Diet, Air Pollution May Play Role in Ankylosing Spondylitis Activity, Study Suggests
A high-fat diet and long-term exposure to air pollution are both associated with worse outcomes in patients with ankylosing spondylitis, a study shows.
The study, “Effect of food intake and ambient air pollution exposure on ankylosing spondylitis disease activity,” was published in the journal Advances in Rheumatology.
Ankylosing spondylitis is an immune-mediated rheumatic disease characterized by chronic and progressive inflammation involving the back, neck, and the lower spine and hip joints. This condition is associated with physical impairments caused by decreased spinal mobility and severe pain that can affect daily life.
The activity of ankylosing spondylitis significantly varies between patients: While some have only minimal symptoms, others may experience aggressive and widespread manifestations. Although it is not yet fully understood why this happens, it is believed that genetic and environmental factors may have a critical role.
Increasing evidence has shown that diet and air pollution can contribute toward the inflammatory process in human health and disease. Now Tehran University of Medical Sciences researchers have explored the role of these two environmental factors in disease activity and functional impairment in ankylosing spondylitis.
The team recruited 30 patients with ankylosing spondylitis from the Iranian Ankylosing Spondylitis Association and 30 age- and sex-matched healthy volunteers used as controls.
Approximately 43% of patients and 30% of the controls were active smokers. However, no significant difference was found in disease activity, as measured by three different scales — BASMI, BASFI, and BASDAI — between patients who were smokers and those who were nonsmokers.
When looking specifically at diet, ankylosing spondylitis patients had about a 1.2 times higher mean caloric consumption and fat intake than controls. Total fat intake had a weak correlation with the BASFI score of disease activity in the patient group.
In particular, patients were found to eat foods that were richer in saturated fat, monounsaturated fatty acids, and polyunsaturated fatty acids (three types of fatty molecules). Consumption of all three of these fats was moderately correlated with BASFI scores, and monounsaturated fatty acid intake was also moderately correlated with BASMI scores in ankylosing spondylitis patients.
“Among all the essential components that were measured like proteins, the amount of carbohydrates, energy intake and fat intake in the patient group was significantly higher than the control group,” the researchers wrote.
Many fatty molecules can trigger cellular signals and modulate the response of immune cells. As a result, they can play an active role in the proinflammatory status of these patients, which can further explain the relationship among diet, fat intake, and disease activity.
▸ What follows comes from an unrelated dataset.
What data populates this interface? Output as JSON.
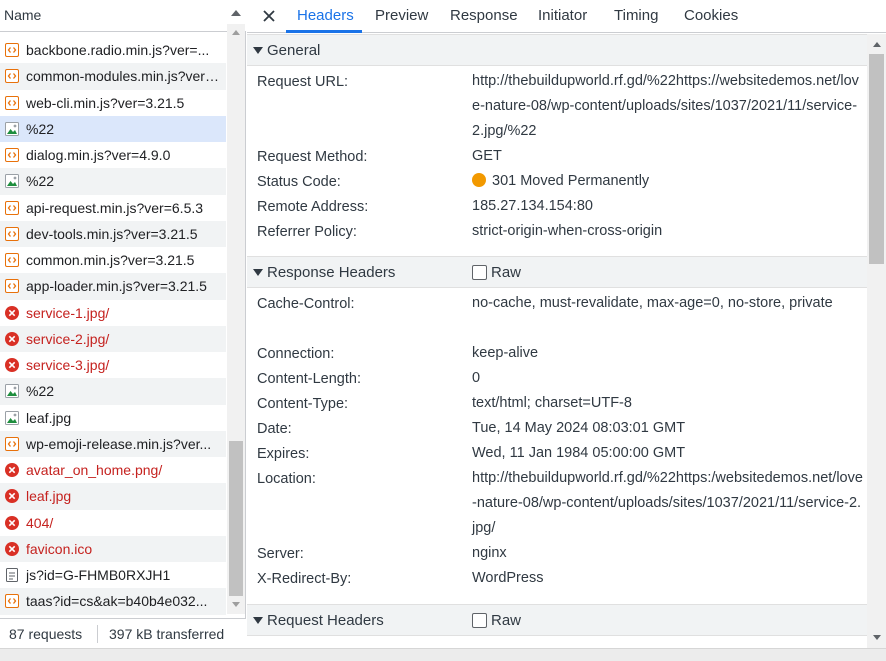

In general, patients also consumed higher amounts of several vitamins (A, B1, B2, C) and minerals (potassium, calcium, iron, phosphorus, magnesium, zinc, copper, and selenium) than the healthy volunteers. Still, only higher vitamin E intake was found to be moderately associated with higher BASMI scores in the patient group.
Air pollution exposure was not different between patients and controls. However, patients who had been exposed to a specific type of pollutant particles (atmospheric particulate matter with a diameter of less than 2.5 micrometers) over the long term had higher BASFI, BASDI, and BASMI scores, suggesting a strong correlation between air pollution and ankylosing spondylitis disease activity.
These findings “reveal a new perspective to air pollution effects on ankylosing spondylitis,” according to the researchers.
Additional studies are still needed to further explore the possibility of using dietary programs as a management strategy for this population. In addition, the team believes that “living in areas with lower air pollution might be a solution for ankylosing spondylitis patients” to control their disease.